The initial campaign was met with an overwhelming response.  Women from across the world felt a sense of pride when it came to their melanin.  This time around the ladies expanded on the models in efforts to include other communities.  “We chose to style the original girls in white to set them apart, signifying “rebirth”. Having been featured in the original campaign, they’ve been here before, and have had an awakening of sorts. They’ve undergone the journey, which the newer girls (in nudes, neutrals, earth tones) are currently embarking upon… a rite of passage to self-discovery, which begins with first accepting and embracing everything you are,” Tori explained.  

Amber Pickens, Diandra Forrest, Khoudia Diop, Rachel Kumar, Nilsa Salgado, Tobore Oweh, Jada Gaillard, Monica Torres

We are a powerful, resilient, and ever-evolving group of women.  We have endured enough to break us down yet we continue to be amazing examples to everyone around us. This is literally the best time to be a brown girl.   Inspiration surrounds us like air.  Take time to inhale the magic and exhale greatness!


Founder and Creative Director of The Colored Girl Campaign: Tori Elizabeth and Victory Jones

Photographer: Joey Rosado of Island Boi Photography

PR: Sherrod Lewis

PR Assistant: Daryle Tyson

Stylist: Tori Elizabeth

Stylist Assistant: Keril Henderson and Kristen Higgins

Designers: Made by Soka, M Diggs NYC, AMA Fashion PR, Red Light PR, Jay Hunt Designs, Jewelry Designer: Made by Malyia

Makeup Artist: Lacey Watson, Jacqueline Ryan, Marshalle Crockett, Joslyn Spurlock

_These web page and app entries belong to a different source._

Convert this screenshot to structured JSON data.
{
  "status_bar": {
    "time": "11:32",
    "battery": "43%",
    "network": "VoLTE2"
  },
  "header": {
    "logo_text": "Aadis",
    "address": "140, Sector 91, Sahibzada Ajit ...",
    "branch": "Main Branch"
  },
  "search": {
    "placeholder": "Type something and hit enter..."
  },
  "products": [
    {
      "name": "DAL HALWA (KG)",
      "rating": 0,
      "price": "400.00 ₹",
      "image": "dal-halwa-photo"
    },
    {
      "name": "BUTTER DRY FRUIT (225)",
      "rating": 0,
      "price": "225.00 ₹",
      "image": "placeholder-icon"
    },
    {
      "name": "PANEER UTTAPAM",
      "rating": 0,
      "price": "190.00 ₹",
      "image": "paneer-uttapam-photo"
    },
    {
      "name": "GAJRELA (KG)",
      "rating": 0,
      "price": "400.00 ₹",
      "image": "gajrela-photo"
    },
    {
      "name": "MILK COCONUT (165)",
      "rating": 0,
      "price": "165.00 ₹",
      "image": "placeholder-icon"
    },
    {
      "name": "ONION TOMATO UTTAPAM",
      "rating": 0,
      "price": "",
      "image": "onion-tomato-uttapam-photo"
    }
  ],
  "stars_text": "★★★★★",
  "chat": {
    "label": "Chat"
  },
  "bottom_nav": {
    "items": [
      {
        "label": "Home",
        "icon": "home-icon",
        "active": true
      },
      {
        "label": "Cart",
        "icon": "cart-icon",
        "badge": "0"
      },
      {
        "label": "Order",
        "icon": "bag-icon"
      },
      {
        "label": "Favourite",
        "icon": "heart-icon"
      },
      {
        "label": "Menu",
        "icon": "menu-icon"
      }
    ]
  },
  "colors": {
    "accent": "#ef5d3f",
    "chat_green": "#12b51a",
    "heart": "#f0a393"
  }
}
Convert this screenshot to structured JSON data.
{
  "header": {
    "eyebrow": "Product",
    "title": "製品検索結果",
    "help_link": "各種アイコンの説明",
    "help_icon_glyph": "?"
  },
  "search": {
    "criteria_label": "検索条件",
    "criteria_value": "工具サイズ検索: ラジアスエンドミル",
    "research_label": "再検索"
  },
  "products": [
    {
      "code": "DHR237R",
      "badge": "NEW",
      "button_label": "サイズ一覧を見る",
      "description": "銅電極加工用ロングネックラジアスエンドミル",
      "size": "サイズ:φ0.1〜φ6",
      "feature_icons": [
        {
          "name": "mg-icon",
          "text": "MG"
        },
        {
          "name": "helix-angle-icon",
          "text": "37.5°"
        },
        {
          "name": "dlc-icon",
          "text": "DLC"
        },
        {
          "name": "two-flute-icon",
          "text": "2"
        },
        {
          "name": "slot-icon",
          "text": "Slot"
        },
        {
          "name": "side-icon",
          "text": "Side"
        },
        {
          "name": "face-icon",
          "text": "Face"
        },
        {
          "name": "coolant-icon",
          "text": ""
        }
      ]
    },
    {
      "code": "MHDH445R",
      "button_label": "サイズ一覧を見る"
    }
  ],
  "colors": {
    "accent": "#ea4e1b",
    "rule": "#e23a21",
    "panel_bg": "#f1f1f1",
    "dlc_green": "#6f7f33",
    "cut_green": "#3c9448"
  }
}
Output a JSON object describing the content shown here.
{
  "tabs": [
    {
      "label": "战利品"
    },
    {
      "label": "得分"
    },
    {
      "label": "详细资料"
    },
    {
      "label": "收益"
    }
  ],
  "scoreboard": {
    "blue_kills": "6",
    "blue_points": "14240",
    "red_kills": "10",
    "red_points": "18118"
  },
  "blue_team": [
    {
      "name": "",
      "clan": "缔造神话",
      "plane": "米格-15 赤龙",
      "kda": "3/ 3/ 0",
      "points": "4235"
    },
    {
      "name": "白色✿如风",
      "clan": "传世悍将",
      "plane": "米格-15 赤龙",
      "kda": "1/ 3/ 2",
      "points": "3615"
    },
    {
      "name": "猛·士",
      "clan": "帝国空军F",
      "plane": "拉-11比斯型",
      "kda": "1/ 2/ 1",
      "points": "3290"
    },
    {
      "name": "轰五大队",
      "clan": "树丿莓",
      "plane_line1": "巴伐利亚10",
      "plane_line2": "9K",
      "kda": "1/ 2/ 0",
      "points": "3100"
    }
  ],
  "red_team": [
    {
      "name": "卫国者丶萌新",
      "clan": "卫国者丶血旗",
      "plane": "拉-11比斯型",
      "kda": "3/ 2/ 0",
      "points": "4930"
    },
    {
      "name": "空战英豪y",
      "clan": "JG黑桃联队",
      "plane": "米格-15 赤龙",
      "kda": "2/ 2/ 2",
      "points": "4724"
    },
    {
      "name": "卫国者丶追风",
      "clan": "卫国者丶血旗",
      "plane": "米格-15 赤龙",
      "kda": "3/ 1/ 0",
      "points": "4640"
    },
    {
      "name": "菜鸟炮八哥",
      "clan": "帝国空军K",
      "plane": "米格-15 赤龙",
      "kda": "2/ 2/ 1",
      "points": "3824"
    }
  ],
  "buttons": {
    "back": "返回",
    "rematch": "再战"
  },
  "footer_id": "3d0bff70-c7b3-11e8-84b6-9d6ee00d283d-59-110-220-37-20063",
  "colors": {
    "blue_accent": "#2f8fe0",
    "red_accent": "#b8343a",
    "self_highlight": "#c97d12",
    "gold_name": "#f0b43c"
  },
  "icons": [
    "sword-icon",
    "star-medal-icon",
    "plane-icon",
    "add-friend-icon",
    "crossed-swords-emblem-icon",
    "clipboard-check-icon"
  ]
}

Hair: Julie Dastine, Tiffany Lamb, Jasmine Larmond, Kelee Collins

Wigs by: Seamless Illusions


XOXO – Marsha B.